By Susan WallnerA hot young artist making waves at the current Whitney Biennial, LaToya Ruby Frazier has a laser focus and a committed work ethic. She commutes daily to her job at the Mason Gross School of the Arts at Rutgers in New Brunswick, where she curates the gallery and teaches photography. She shows her work internationally, with exhibitions in Italy, Korea, and Spain in 2011 alone. The artist, born in 1982, creates evocative yet hard-hitting work about her family and the place where she grew up – the decaying steel town of Braddock, Pennsylvania, just outside of Pittsburgh.
Frazier’s photographs hearken back to the poetic yet profoundly political images created by photographers such as Dorothea Lange, Gordon Parks, Lewis Hine, and Berenice Abbott. She has taken up their goal of social commentary through documentary photography, yet she is also strongly influenced by later conceptual artists. As with many 21st century artists, Frazier is focused more on ideas than on a particular medium. She is best known for her large-format silver print photographs, but video, printmaking, writing, and performance art are all central to her work.
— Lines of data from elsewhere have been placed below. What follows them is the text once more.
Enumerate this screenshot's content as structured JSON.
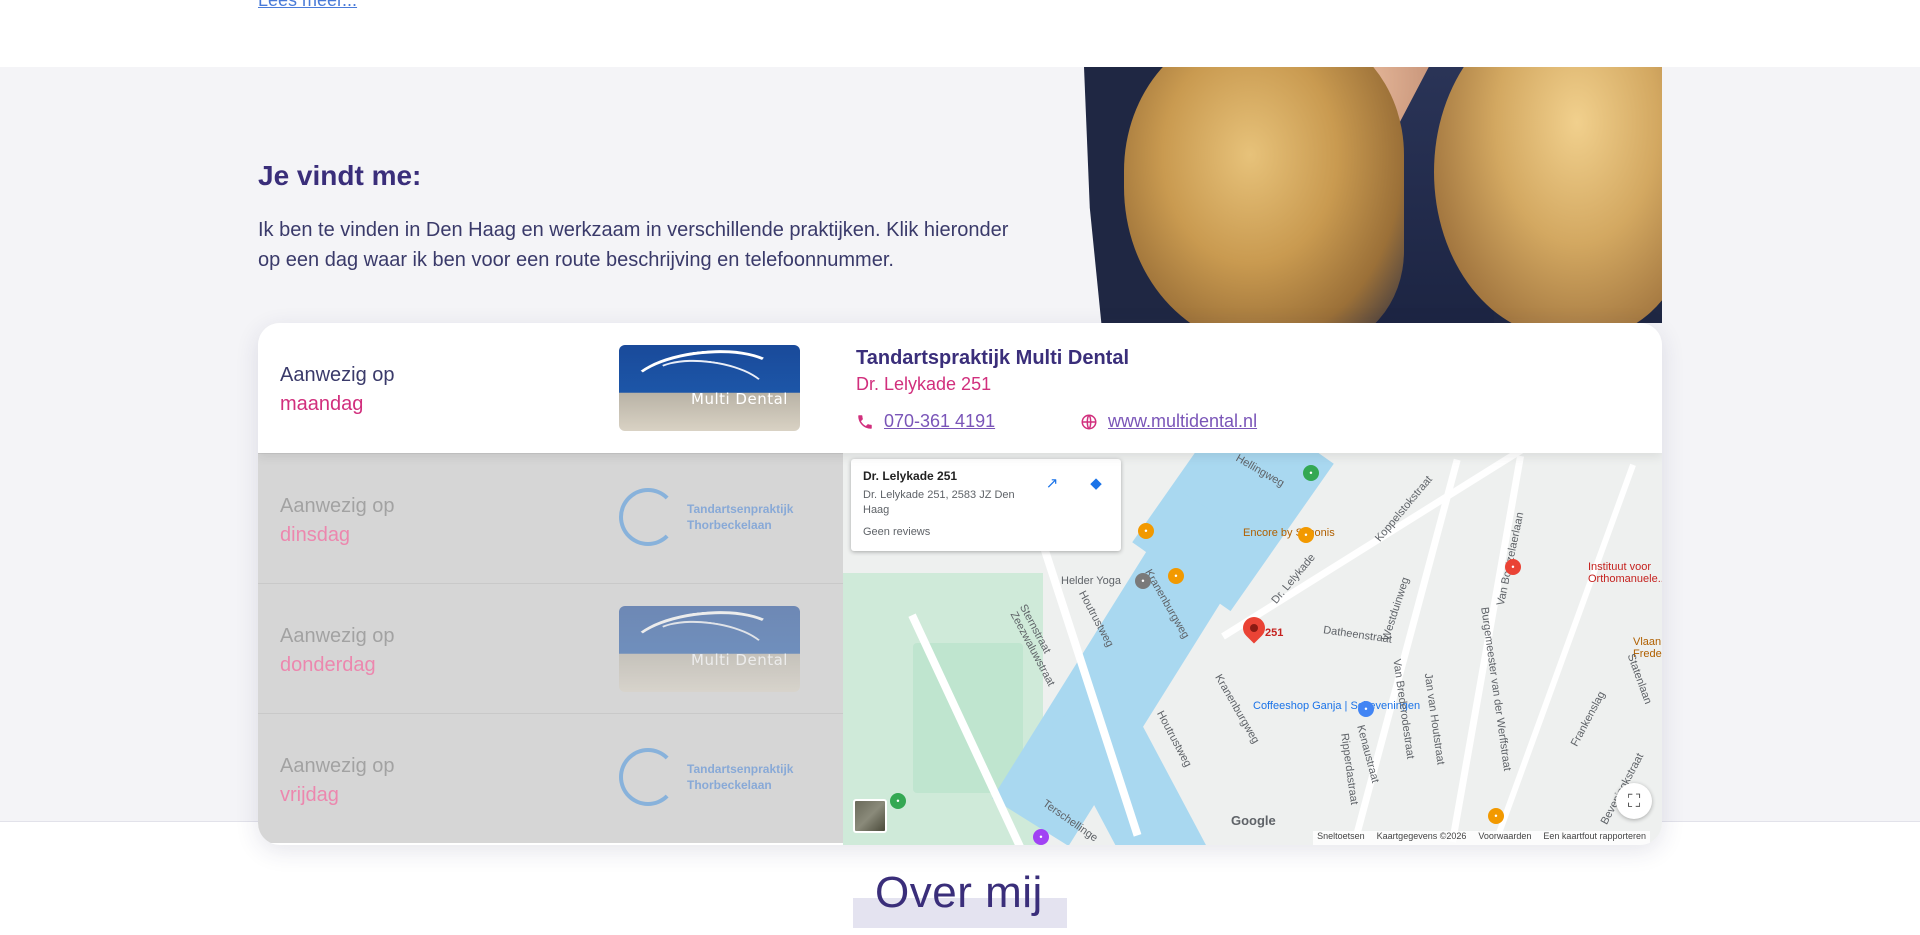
{
  "top": {
    "link_text": "Lees meer..."
  },
  "section": {
    "heading": "Je vindt me:",
    "intro": "Ik ben te vinden in Den Haag en werkzaam in verschillende praktijken. Klik hieronder op een dag waar ik ben voor een route beschrijving en telefoonnummer."
  },
  "days": [
    {
      "prefix": "Aanwezig op",
      "day": "maandag",
      "logo": "Multi Dental",
      "active": true
    },
    {
      "prefix": "Aanwezig op",
      "day": "dinsdag",
      "logo": "Tandartsenpraktijk Thorbeckelaan",
      "active": false
    },
    {
      "prefix": "Aanwezig op",
      "day": "donderdag",
      "logo": "Multi Dental",
      "active": false
    },
    {
      "prefix": "Aanwezig op",
      "day": "vrijdag",
      "logo": "Tandartsenpraktijk Thorbeckelaan",
      "active": false
    }
  ],
  "logos": {
    "multi_dental": "Multi Dental",
    "thorbecke_line1": "Tandartsenpraktijk",
    "thorbecke_line2": "Thorbeckelaan"
  },
  "practice": {
    "name": "Tandartspraktijk Multi Dental",
    "address": "Dr. Lelykade 251",
    "phone": "070-361 4191",
    "website": "www.multidental.nl"
  },
  "map": {
    "card_title": "Dr. Lelykade 251",
    "card_address": "Dr. Lelykade 251, 2583 JZ Den Haag",
    "card_reviews": "Geen reviews",
    "pin_label": "251",
    "labels": {
      "helder_yoga": "Helder Yoga",
      "encore": "Encore by Simonis",
      "coffeeshop": "Coffeeshop Ganja | Scheveningen",
      "instituut": "Instituut voor Orthomanuele...",
      "vlaan": "Vlaan Freder",
      "datheenstraat": "Datheenstraat",
      "dr_lelykade": "Dr. Lelykade",
      "westduinweg": "Westduinweg",
      "kranenburgweg": "Kranenburgweg",
      "houtrustweg": "Houtrustweg",
      "sternstraat": "Sternstraat",
      "zeezwaluwstraat": "Zeezwaluwstraat",
      "koppelstokstraat": "Koppelstokstraat",
      "van_boetzelaerlaan": "Van Boetzelaerlaan",
      "burgemeester": "Burgemeester van der Werffstraat",
      "jan_van_houtstraat": "Jan van Houtstraat",
      "van_brederodestraat": "Van Brederodestraat",
      "kenaustraat": "Kenaustraat",
      "ripperdastraat": "Ripperdastraat",
      "frankenslag": "Frankenslag",
      "statenlaan": "Statenlaan",
      "beveningkstraat": "Beveningkstraat",
      "terschellinge": "Terschellinge",
      "hellingweg": "Hellingweg"
    },
    "google": "Google",
    "footer": [
      "Sneltoetsen",
      "Kaartgegevens ©2026",
      "Voorwaarden",
      "Een kaartfout rapporteren"
    ]
  },
  "about": {
    "title": "Over mij"
  },
  "colors": {
    "accent_pink": "#d12f7d",
    "heading_purple": "#3a2e7a",
    "map_water": "#a9d8f0"
  }
}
Frazier is committed to Braddock as her ongoing inspiration and social cause. She began as a teenager taking photographs of her family, which has deep roots in the city: her great-grandfather once worked in Carnegie’s steel mills, her grandmother lived through the Civil Rights struggles and white flight, and she herself was born during Reaganomics, a time when Braddock suffered from a deadly crack epidemic.Recently, she has deconstructed a Levi’s Jeans “Go Forth” ad campaign set in Braddock. The Levi’s billboards and commercials picture the town as an “urban frontier,” ready to be reclaimed by hipsters in hardhats. As a longtime resident, Frazier finds this offensive. As she writes on one of her prints, “How can we go forth when our borough’s buses and ambulances have been cut?”
Frazier now sees Braddock as part of a larger whole: “Taking the NJ Transit through New Jersey, passing through Newark, seeing the industrial ruins and the degradation,” she reflects, “there’s even a factory that says Pittsburgh Steel on it that I pass every day! It expanded me, realizing that this is a whole American problem with the global economy and the loss of blue collar jobs and the demise of all the factories.”
The New York Times calls it “one of the best Whitney Biennials in recent memory.” LaToya Ruby Frazier says she is honored to be part of the exhibition with some of her heroes, including documentary filmmaker Frederick Wiseman. Her work can be found on the 2nd floor of the Whitney through May 27, and on May 11 she’ll be giving a performance, “Demystifying the Myth of the ‘Urban Pioneer’”, free with admission to the museum.
“LaToya Ruby Frazier: Politics & Poetics” is featured on the next episode of State of the Arts, airing on Sunday, April 1 at 8 pm on NJTV. Watch a special preview.
The Whitney Biennial 2012 runs through May 27; for more information, visit whitney.org.